"This is a very interesting ship and there are two on order, unnamed," Mr. DePrima said. "These are actually USNS (United States Naval Ships), which means they are crewed by civilians. They're unarmed and their job is to get combatants to in-theater (locations) — not combat zones. These are, in essence, the C-17s of the Navy.
"These ships can travel 50 miles-per-hour, they can move 104 troops and supply them for 14 days. These are stationed all over the place for fast action."
There currently more than a dozen naval vessels named after state capitals, but the name USS Dover hasn't been used since 1945. The Secretary of the Navy has the distinction of approving naval vessel names under the direction of the president and in accordance with congressional rules.

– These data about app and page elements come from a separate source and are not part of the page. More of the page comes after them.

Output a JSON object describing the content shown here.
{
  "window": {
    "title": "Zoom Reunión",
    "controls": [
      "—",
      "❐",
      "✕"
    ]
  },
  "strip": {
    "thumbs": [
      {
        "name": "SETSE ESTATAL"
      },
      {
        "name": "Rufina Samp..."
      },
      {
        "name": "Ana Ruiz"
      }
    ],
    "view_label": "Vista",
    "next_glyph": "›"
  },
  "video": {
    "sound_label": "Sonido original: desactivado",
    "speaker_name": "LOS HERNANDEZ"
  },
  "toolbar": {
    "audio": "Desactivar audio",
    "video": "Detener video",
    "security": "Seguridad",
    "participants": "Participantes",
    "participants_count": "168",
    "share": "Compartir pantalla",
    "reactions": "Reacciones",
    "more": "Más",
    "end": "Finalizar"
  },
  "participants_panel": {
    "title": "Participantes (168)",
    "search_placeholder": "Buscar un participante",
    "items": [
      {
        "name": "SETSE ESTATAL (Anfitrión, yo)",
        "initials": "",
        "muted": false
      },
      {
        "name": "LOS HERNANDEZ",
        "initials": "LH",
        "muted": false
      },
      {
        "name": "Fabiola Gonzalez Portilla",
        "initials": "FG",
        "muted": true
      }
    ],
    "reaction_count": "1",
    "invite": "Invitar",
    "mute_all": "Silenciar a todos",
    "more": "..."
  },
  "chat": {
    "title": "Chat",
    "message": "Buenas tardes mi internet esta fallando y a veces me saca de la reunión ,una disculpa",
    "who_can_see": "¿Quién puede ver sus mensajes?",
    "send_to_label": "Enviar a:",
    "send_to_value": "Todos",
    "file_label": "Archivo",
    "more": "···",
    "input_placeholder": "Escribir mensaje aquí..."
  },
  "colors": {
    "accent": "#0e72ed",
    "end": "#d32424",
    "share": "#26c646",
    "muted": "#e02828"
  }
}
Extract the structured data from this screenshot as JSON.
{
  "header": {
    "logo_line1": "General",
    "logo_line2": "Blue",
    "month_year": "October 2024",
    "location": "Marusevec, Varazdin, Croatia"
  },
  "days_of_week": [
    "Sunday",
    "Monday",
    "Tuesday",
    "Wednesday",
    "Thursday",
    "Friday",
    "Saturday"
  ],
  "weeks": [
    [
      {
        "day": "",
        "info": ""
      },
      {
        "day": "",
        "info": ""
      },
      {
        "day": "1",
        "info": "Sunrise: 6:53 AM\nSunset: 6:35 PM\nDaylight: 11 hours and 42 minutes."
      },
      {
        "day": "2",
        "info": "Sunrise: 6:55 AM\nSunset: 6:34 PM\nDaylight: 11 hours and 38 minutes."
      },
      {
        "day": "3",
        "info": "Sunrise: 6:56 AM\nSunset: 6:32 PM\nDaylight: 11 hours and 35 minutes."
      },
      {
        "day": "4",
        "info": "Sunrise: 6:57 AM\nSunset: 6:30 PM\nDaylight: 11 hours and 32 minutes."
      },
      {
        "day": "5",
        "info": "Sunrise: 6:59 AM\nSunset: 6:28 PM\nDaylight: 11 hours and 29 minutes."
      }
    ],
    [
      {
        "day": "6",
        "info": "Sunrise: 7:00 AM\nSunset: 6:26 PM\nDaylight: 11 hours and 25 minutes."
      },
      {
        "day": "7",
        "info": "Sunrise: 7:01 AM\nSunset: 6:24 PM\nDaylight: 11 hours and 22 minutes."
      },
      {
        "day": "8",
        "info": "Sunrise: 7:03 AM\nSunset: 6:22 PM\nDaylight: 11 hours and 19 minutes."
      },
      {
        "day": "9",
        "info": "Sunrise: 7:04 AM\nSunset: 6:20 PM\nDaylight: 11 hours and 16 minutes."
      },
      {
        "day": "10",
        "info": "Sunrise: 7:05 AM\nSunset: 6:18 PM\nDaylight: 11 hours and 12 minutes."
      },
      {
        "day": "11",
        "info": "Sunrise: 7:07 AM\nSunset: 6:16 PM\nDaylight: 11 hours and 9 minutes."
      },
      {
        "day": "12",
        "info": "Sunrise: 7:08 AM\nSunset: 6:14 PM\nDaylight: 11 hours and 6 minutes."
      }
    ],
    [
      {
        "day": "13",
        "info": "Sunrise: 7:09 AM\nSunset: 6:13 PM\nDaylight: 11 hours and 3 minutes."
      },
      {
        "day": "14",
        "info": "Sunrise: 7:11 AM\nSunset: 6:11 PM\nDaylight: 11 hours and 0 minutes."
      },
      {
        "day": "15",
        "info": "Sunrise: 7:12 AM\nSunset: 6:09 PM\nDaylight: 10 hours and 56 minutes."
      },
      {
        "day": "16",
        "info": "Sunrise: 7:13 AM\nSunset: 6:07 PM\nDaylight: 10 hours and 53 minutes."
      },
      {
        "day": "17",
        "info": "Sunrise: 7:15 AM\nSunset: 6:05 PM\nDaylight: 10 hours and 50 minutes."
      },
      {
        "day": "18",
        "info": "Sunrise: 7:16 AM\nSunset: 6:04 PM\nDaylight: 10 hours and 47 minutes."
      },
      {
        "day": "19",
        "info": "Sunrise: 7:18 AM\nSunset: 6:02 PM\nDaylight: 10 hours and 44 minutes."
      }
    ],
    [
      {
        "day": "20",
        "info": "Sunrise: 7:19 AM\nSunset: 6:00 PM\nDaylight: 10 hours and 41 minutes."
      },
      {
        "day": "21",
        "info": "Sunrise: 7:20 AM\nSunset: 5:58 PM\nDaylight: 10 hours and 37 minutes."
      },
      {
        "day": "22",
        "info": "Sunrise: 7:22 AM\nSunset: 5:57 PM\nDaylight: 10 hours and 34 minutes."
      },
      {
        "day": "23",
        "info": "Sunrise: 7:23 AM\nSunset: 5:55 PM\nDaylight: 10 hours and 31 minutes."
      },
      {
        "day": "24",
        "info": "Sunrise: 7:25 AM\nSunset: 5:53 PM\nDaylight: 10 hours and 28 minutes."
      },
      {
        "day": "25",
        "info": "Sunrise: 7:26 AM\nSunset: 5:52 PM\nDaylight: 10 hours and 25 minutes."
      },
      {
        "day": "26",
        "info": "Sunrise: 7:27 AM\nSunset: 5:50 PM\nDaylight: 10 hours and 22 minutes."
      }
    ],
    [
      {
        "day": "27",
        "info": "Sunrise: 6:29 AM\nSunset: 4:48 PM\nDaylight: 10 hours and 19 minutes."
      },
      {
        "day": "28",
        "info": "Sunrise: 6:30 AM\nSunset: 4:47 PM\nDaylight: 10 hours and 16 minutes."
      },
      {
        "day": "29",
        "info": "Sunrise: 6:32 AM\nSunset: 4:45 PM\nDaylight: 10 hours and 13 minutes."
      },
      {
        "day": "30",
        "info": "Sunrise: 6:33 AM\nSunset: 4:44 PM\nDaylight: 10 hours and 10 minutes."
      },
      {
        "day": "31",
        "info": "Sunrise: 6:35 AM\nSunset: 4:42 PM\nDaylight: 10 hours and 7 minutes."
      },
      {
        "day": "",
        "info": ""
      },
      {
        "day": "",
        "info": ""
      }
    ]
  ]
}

Submarines can only be named for states now.
"The Navy suggests that congressional offices wishing to express support to contact the office of the secretary of the Navy, which I have already done, and requested support from our congressional team," Mr. DePrima said.
"What it really needs is the actual city to come forward and say, 'We would like a ship named after our city, for all of the historical reasons.' "Why hasn't there ever been more of a presence on the USS Dover? I think nobody ever actually asked. I think it's time to ask."
The city of Dover officially leant its support for a potential USS Dover with its resolution on July 8 and now must wait to see how long Mr. DePrima — and the city's — dream of a boat stays afloat.